Q and A with Santiago Bailey- Musacchio

Excitement was in the air on the final night of the Santa Barbara Film Festival (SBIFF), when the student films selected for the 10-10-10 (Ten Writers – Ten Directors – Ten Films) Screenwriting and Filmmaking Mentorship and Competition were presented at the Arlington Theater. Among the high school and college students whose work was screened that night was Santiago Bailey-Musacchio, an SBCC dual enrollment student who is also a sophomore at Santa Barbara High School.
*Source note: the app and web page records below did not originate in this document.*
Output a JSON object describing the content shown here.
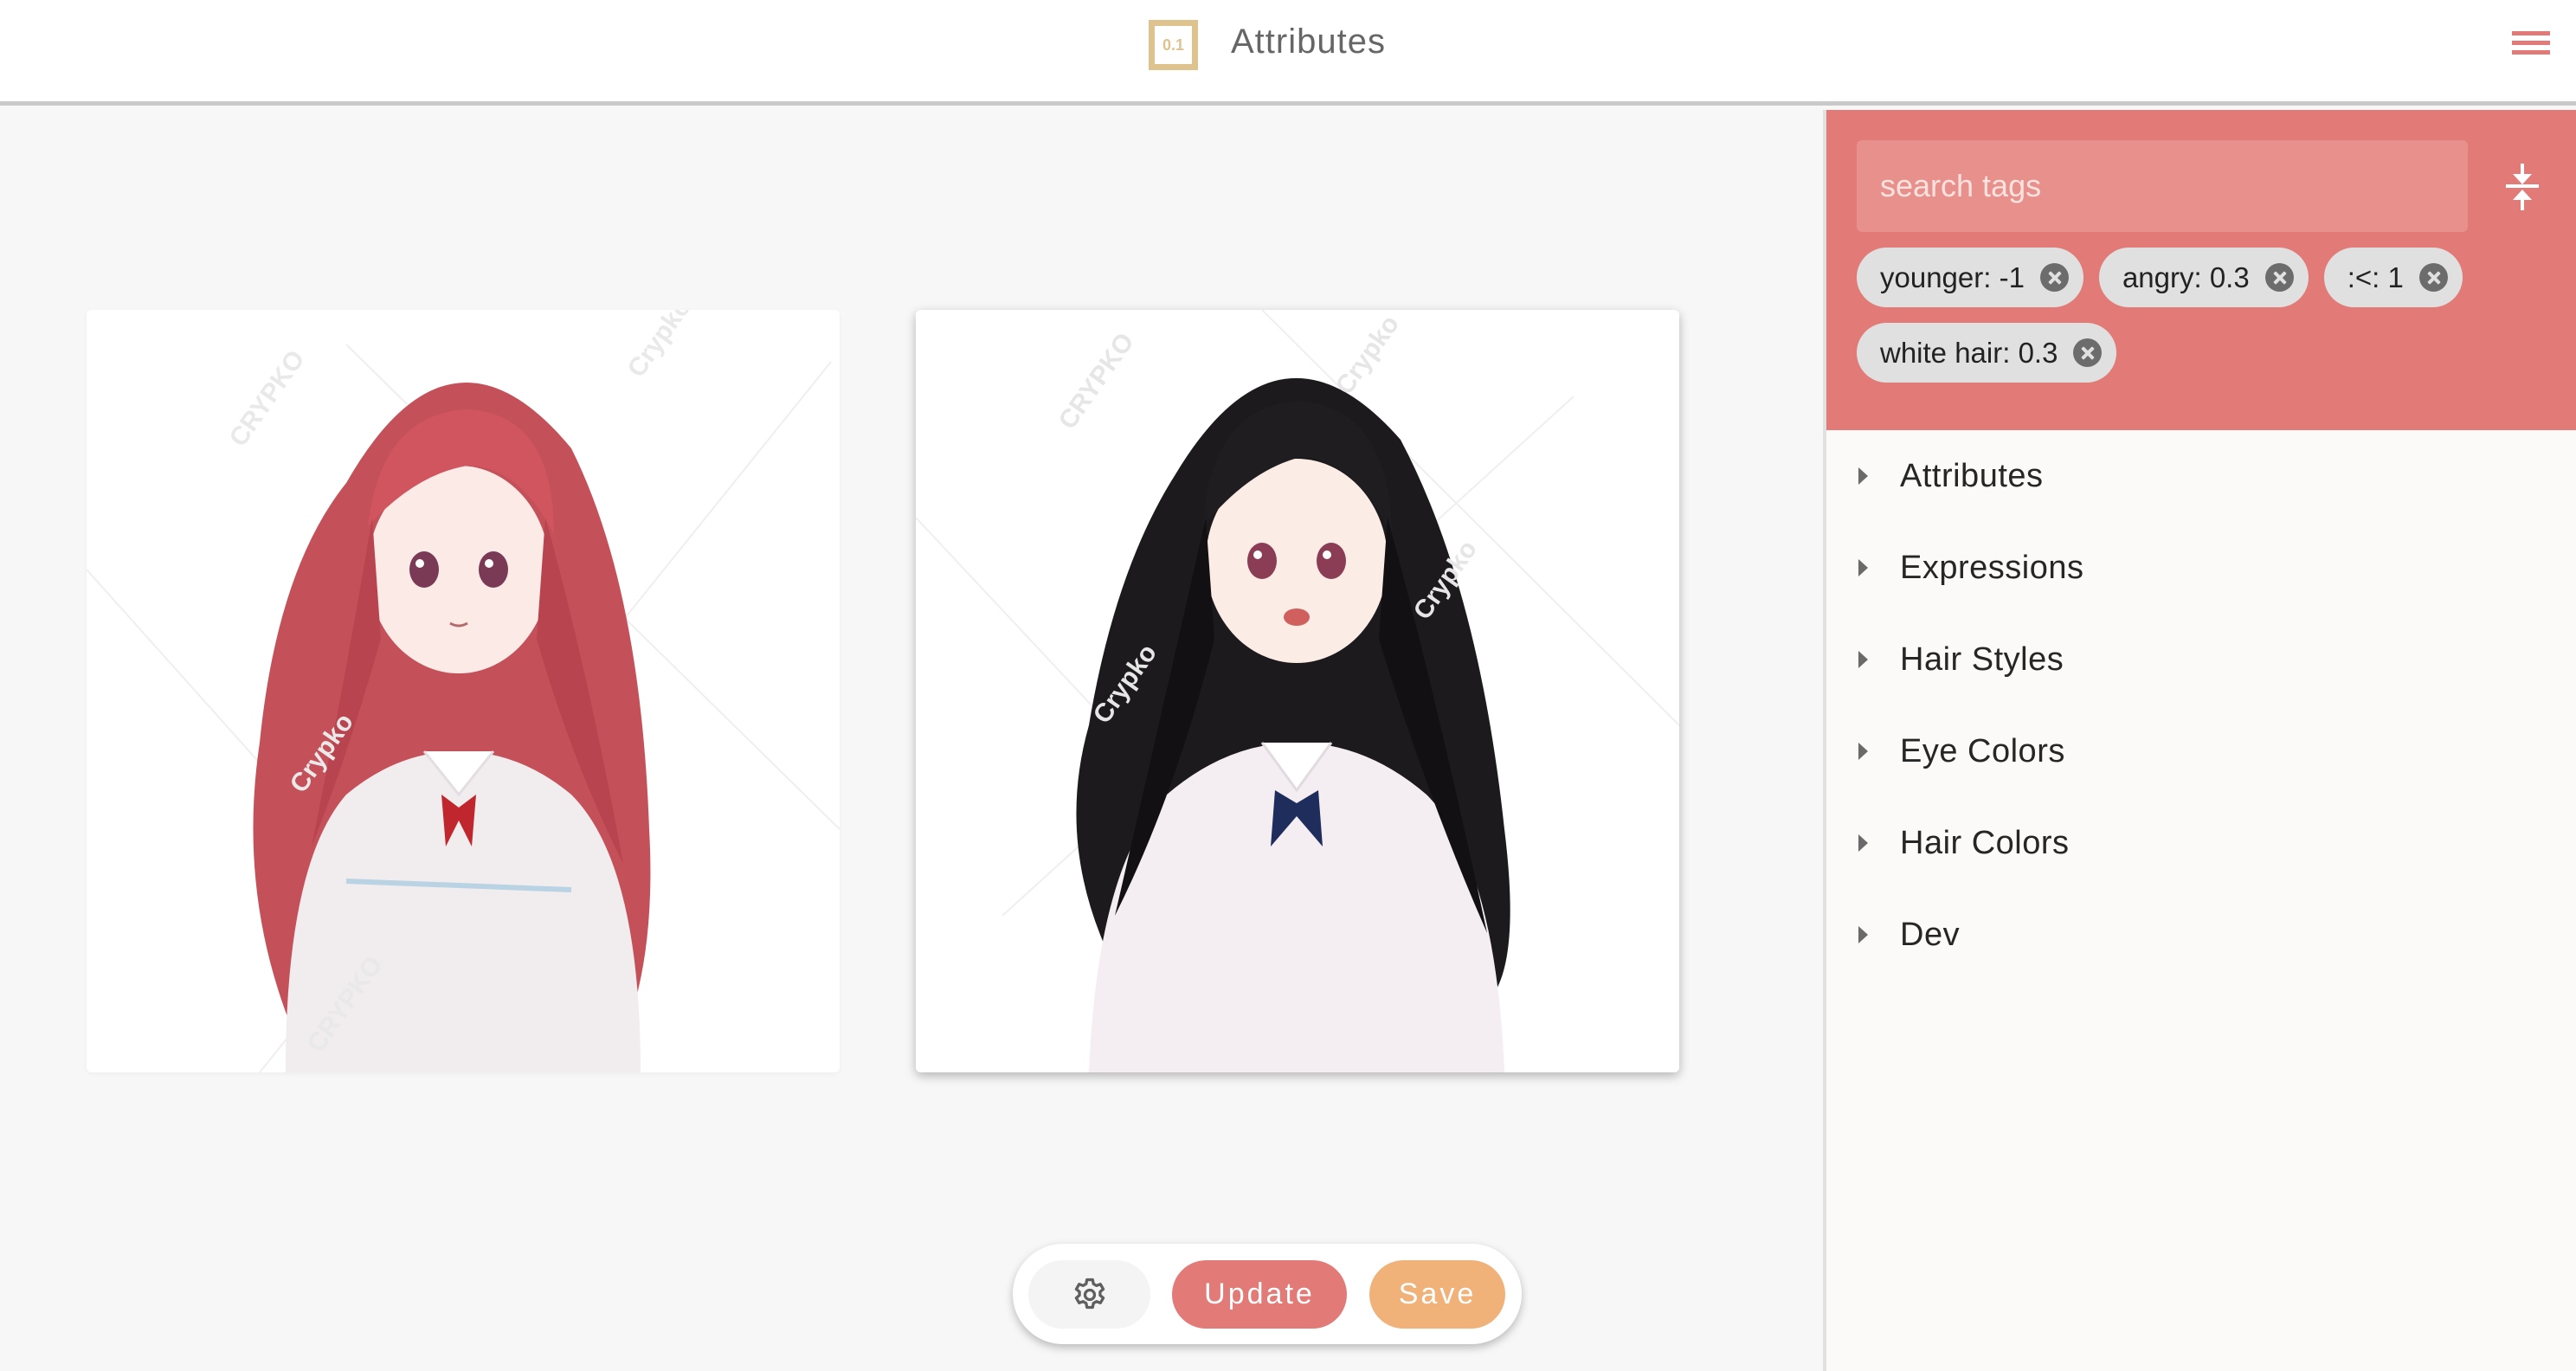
{
  "header": {
    "logo_text": "0.1",
    "title": "Attributes",
    "menu_icon": "hamburger-menu-icon"
  },
  "main": {
    "images": [
      {
        "alt": "Generated character: long red hair, white uniform with red ribbon",
        "hair_color": "#c4515a",
        "watermark": "CRYPKO"
      },
      {
        "alt": "Generated character: long black hair, white uniform with navy ribbon, open mouth",
        "hair_color": "#1c1a1c",
        "watermark": "Crypko"
      }
    ]
  },
  "toolbar": {
    "settings_icon": "gear-icon",
    "update_label": "Update",
    "save_label": "Save",
    "colors": {
      "update": "#e27b77",
      "save": "#f1b27a"
    }
  },
  "panel": {
    "search": {
      "placeholder": "search tags",
      "value": ""
    },
    "collapse_icon": "vertical-align-center-icon",
    "tags": [
      {
        "label": "younger: -1"
      },
      {
        "label": "angry: 0.3"
      },
      {
        "label": ":<: 1"
      },
      {
        "label": "white hair: 0.3"
      }
    ],
    "sections": [
      {
        "label": "Attributes"
      },
      {
        "label": "Expressions"
      },
      {
        "label": "Hair Styles"
      },
      {
        "label": "Eye Colors"
      },
      {
        "label": "Hair Colors"
      },
      {
        "label": "Dev"
      }
    ],
    "accent_color": "#e27b77"
  }
}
When the winner was announced for the high school filmmaking award, it went to Santiago for his film "Object Permanence," which he wrote, directed and edited.
To quote the SBIFF website, "At the heart of 10-10-10 is mentorship, and SBIFF is proud to offer aspiring screenwriters and filmmakers the expertise of our panel of respected and successful industry professionals." 

Over a span of several months before the festival, a mentor leads each of the 10 film crews through all stages of planning and production. Mentors provide feedback on a rough cut of the film, then filmmakers submit the final version for the competition. SBCC dual enrollment student Santiago Bailey-Musacchio's mentor was Perry Lang, a director and actor, known for "An Interview with God" (2018), "Men of War" (1994) and "Little Vegas" (1990). 

1. Tell us about your film, "Object Permanence." What is it about and what was your inspiration for writing it?
The film tells the story of a family, a mother, a father, and their young son. The story takes place in a near future where the technology to bring deceased organisms back to life is an emerging technology, and the plot focuses on the family dealing with the death of the young boy's dog. 

The idea for the film came about because at the time of writing this it had just been the 200th anniversary of the publication of "Frankenstein" (the book), and so I had Frankenstein on the mind. I was thinking about that and reading something online about it when my dog happened to walk by. So the obvious question was "what if?"

2. How long did you work on the project from beginning to end?
The projects for the 10-10-10 started in October of 2018 and weren't done until late January. And on the night before it was due I stayed up until 4:00 a.m. finishing final edits. 

3. What part of the process did you enjoy the most?
I think my favorite part of making this film was actively being on set (unfortunately that's about 5% of the time spent on the film). I had a wonderful cast and crew and being able to see what I've written come to life thanks to them is an amazing experience. 

4. What did you find most challenging?
I think the most challenging part of this is after the production is done and trying to tell the story because the editing is really what makes the story into a series of understandable shots. I started editing over winter break and spent every waking moment of winter break working on it. 

5. What are you planning to do next?
To be honest, I don't really know, I'm going to continue working on films but I don't think I'll be heading any major projects for a while. I'm going to try to work around on other films and try to do everything.